"That's very difficult to explain," says Liam, by way of explanation. "Van Morrison comes from the same country as us so there's the same roots, the same tradition of music. But none of us have ever had a severe or strong following for Van Morrison. There's no period of Van Morrison I could put my finger on and say, yes, I think we sound like that. The first time I heard Van Morrison was when he had a hit in Ireland with Bright Side Of The Road and he struck me as being someone who had listened to a lot of the old black soul but had very strong Celtic roots. But it wasn't really until people started saying that we sounded like Van Morrison that we got into him so really the accusations of plagiarism and so forth were quite educational."

"It's the same with the Bruce Springsteen comparison," adds Fiachna. "The only album of his I've listened to from start to finish was the last one, Tunnel Of Love, which I bought the other day."

In a group whose oldest member is 24, it seems odd that Joe Cocker, Planxty, The Chieftains and Al Green crop up regularly in conversation whereas mention of groups from the late '70s and '80s takes considerable prompting.

"Well punk didn't dig as deep in Ireland as it did in England or more specifically London," reasons Liam. "Because all the heroes of that era were in London. Although, I suppose you could argue that Johnny Lydon had strong Irish connections. But we started well after the punk thing had come and gone so in that sense we were virtually unaffected by it."

The band claim not to be particularly aware of "a new breed of Irish group" but add that Sinead O'Connor has "a fantastic voice" and express deep admiration for The Pogues.

"I don't think it's so much a recent trend," says Liam, "as a common Celtic feel. That's not something that you can just tack on. It has that quality or it hasn't. I think a lot of bands fall down when they try to shove an old pipe in here or a tin whistle in there. It just sticks out and sounds corny.
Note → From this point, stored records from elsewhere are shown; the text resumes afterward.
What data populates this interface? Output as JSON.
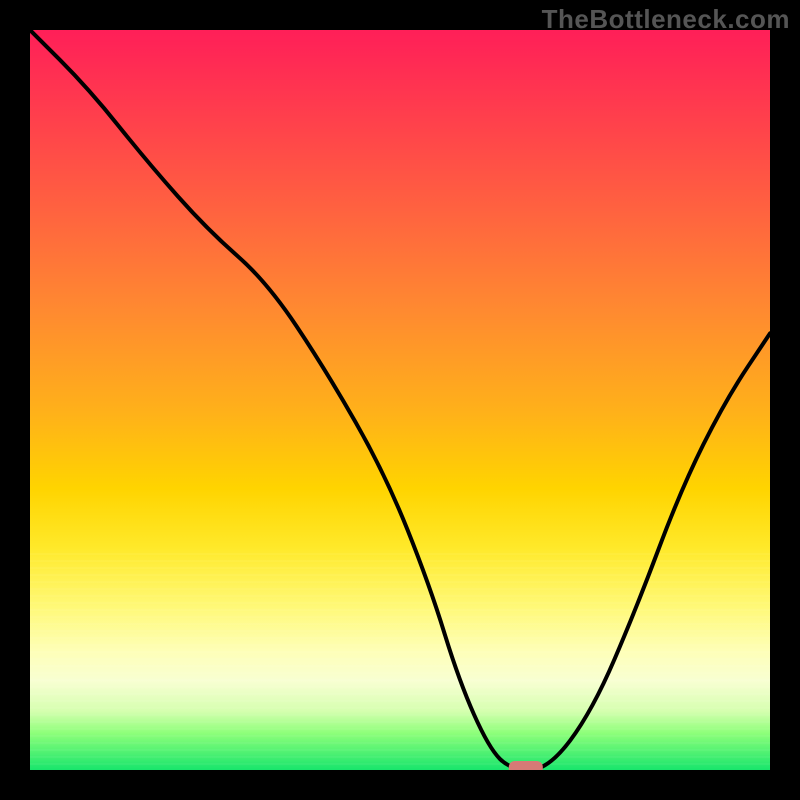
{
  "watermark": "TheBottleneck.com",
  "chart_data": {
    "type": "line",
    "title": "",
    "xlabel": "",
    "ylabel": "",
    "xlim": [
      0,
      100
    ],
    "ylim": [
      0,
      100
    ],
    "grid": false,
    "legend": false,
    "background": {
      "kind": "vertical-gradient",
      "stops": [
        {
          "pos": 0,
          "color": "#ff1f58"
        },
        {
          "pos": 25,
          "color": "#ff643f"
        },
        {
          "pos": 52,
          "color": "#ffb219"
        },
        {
          "pos": 78,
          "color": "#fff978"
        },
        {
          "pos": 100,
          "color": "#18e56c"
        }
      ]
    },
    "series": [
      {
        "name": "bottleneck-curve",
        "x": [
          0,
          8,
          16,
          24,
          32,
          40,
          48,
          54,
          58,
          62,
          65,
          70,
          76,
          82,
          88,
          94,
          100
        ],
        "y": [
          100,
          92,
          82,
          73,
          66,
          54,
          40,
          25,
          12,
          3,
          0,
          0,
          8,
          22,
          38,
          50,
          59
        ]
      }
    ],
    "marker": {
      "name": "optimal-point",
      "x": 67,
      "y": 0,
      "color": "#d67a76"
    }
  }
}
It's a rhythm and a sense of playing together and sensing the strength of the song."

Irish music, Hothouse Flowers are frequently reminded, cannot be discussed without the conversation eventually turning to U2.

"People forget that there's plenty of room for U2 and us," says Peter. "They assume neither of us can stand each other and that we live in this huge shadow but it's nothing like that."

"They've been very good for and to us," says Liam, "especially about personal things and the situations we find ourselves in where the only people that could possibly advise you are people who have been there themselves. The last time we saw them they told us that they stayed in Manchester once and all the beds in the hotel had nylon sheets, but once they got through that there was no looking back..."

And if Hothouse Flowers go on, as the smart money would have us believe, to success of stadium-sized proportions. What will be the major pitfalls to avoid?

"The thing you'd be most wary of is becoming a cliche," says Fiachna. "You mustn't lose touch with your roots. Oh my God, that's the biggest cliche of them all, isn't it? It's started already!"